Shawn Sullivan, America’s most wanted pedophile, is fighting extradition from Britain back to his native United States on the grounds that if he does go, his human rights will most likely be compromised. Sullivan has been on the run for 17 years for his sexually based crimes against children.
The Daily Mail reports that Sullivan is now living in London with wife Sarah Smith, who is a Ministry of Justice official. Sullivan was permitted to wed Smith last year while he was on remand in Wandsworth Prison.
If tried and convicted in the US, Sullivan could face up to 25 years on each count against him, nearly ensuring that he would be behind bars for life - a possibility he believes in a breach of his human rights.

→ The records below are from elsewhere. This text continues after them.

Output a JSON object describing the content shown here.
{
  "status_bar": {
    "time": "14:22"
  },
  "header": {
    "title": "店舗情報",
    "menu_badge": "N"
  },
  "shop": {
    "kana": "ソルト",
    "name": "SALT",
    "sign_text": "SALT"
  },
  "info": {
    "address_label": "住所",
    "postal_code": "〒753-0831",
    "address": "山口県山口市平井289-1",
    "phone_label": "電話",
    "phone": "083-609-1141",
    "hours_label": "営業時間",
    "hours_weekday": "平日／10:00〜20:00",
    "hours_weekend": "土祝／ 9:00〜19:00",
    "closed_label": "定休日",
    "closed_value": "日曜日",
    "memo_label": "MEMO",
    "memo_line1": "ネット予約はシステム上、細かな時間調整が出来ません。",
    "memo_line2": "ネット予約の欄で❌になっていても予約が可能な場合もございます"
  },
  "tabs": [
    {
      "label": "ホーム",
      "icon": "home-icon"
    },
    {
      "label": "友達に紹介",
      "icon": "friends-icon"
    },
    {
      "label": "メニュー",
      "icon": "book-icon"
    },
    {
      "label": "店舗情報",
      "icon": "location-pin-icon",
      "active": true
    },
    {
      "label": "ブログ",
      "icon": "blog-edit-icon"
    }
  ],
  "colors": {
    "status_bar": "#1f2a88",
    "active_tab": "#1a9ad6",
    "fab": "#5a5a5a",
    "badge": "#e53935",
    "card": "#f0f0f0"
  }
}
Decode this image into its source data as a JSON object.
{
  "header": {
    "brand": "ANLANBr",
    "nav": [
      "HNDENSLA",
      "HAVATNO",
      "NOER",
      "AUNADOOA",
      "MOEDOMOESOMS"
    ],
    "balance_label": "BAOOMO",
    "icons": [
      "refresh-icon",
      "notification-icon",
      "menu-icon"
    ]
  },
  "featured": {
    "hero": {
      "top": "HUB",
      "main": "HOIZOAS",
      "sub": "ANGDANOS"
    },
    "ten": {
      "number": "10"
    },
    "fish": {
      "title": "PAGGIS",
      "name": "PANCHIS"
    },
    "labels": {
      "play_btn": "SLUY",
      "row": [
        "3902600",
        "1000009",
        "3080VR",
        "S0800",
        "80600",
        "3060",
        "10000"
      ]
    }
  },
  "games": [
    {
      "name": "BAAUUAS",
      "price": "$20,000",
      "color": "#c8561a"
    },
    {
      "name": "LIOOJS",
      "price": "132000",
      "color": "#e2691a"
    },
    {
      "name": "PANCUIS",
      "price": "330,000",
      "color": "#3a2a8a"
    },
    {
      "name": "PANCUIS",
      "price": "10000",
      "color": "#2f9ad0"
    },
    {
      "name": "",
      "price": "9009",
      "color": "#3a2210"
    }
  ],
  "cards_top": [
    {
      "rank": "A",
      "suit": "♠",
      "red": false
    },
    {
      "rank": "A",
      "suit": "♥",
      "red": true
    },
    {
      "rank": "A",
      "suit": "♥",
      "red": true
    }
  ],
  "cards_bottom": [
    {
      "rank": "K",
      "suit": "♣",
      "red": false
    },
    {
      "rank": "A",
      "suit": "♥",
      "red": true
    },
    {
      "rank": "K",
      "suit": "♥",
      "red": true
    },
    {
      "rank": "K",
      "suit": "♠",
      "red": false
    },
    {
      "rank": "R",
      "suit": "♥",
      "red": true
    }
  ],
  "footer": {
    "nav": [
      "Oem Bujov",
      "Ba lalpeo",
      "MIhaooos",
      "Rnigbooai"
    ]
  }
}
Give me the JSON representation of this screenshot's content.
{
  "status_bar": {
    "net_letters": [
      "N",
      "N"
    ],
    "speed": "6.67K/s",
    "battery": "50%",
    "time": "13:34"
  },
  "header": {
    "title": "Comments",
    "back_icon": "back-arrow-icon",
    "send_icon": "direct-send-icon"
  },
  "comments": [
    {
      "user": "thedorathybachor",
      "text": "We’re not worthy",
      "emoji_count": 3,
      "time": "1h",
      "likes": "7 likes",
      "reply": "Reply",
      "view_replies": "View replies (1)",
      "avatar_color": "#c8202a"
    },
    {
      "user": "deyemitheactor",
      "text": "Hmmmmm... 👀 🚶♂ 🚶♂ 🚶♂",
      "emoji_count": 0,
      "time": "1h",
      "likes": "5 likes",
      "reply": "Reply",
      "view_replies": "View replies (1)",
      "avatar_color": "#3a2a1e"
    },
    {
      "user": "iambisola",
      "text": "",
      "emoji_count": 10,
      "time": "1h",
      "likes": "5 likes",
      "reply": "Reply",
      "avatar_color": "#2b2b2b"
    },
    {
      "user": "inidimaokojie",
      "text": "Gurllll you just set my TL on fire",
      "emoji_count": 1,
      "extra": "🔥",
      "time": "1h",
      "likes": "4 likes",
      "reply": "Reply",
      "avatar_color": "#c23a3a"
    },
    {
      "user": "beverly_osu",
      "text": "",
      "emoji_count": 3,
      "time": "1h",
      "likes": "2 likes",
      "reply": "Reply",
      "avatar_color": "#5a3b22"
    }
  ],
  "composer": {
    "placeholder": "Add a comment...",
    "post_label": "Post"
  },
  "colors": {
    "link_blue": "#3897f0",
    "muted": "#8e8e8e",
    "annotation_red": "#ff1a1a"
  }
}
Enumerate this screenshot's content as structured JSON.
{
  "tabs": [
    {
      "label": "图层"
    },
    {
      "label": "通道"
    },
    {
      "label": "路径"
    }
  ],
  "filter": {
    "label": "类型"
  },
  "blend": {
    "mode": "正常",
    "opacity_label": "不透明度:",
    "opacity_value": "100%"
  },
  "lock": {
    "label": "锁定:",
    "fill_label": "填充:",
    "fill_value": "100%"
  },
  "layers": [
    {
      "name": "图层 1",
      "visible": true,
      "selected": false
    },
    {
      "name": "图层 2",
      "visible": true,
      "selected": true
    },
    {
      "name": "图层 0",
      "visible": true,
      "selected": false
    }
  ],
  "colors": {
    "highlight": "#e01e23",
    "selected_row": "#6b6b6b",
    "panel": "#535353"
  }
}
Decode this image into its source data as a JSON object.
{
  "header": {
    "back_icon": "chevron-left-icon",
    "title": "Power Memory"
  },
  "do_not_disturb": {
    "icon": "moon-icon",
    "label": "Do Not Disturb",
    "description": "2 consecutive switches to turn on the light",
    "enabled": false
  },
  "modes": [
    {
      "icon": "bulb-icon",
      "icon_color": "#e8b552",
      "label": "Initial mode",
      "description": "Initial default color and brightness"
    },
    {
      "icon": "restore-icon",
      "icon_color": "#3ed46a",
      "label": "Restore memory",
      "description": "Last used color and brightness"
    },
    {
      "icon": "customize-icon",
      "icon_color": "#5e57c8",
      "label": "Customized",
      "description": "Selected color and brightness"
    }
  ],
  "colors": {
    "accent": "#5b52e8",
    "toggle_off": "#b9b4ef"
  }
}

In 1994, Sullivan was accused of molesting two 11-year-old girls and having unlawful sex with a 14-year-old girl, and has been on the run in Ireland and the UK ever since. In Ireland, Sullivan was reportedly convicted of sexually assaulting two 12-year-old girls before being held in London.
At a High Court hearing on Wednesday in London, Sullivan’s lawyers said that their client would be willing to return to face trial in the United States if he is given assurance that he will not be subjected to ‘civil commitment’ proceedings. Civil commitment in the US means that the accused can be jailed indefinitely for as long as they’re considered a threat to society.
Ben Brandon, who is representing Sullivan, said, “Mr Sullivan says he will return to face trial in Minnesota but he is concerned about the prospect that, acquitted or convicted, he will be incarcerated for the rest of his natural life which is obviously a clear and flagrant breach of his human rights.”
Brandon added that the number of sex offenders found guilty and incarcerated has grown by 85 percent in Minnesota since 2003 when a prisoner who was released went on to rape and murder another woman.
“This process could happen even if he is not found guilty as it is a civil hearing,” said Brandon. “We say the statistics and evidence show there is the extreme likelihood that if committed this appellant will die in custody.”
Moving to Ireland
After living in Ireland for almost one year, this is what I’ve learned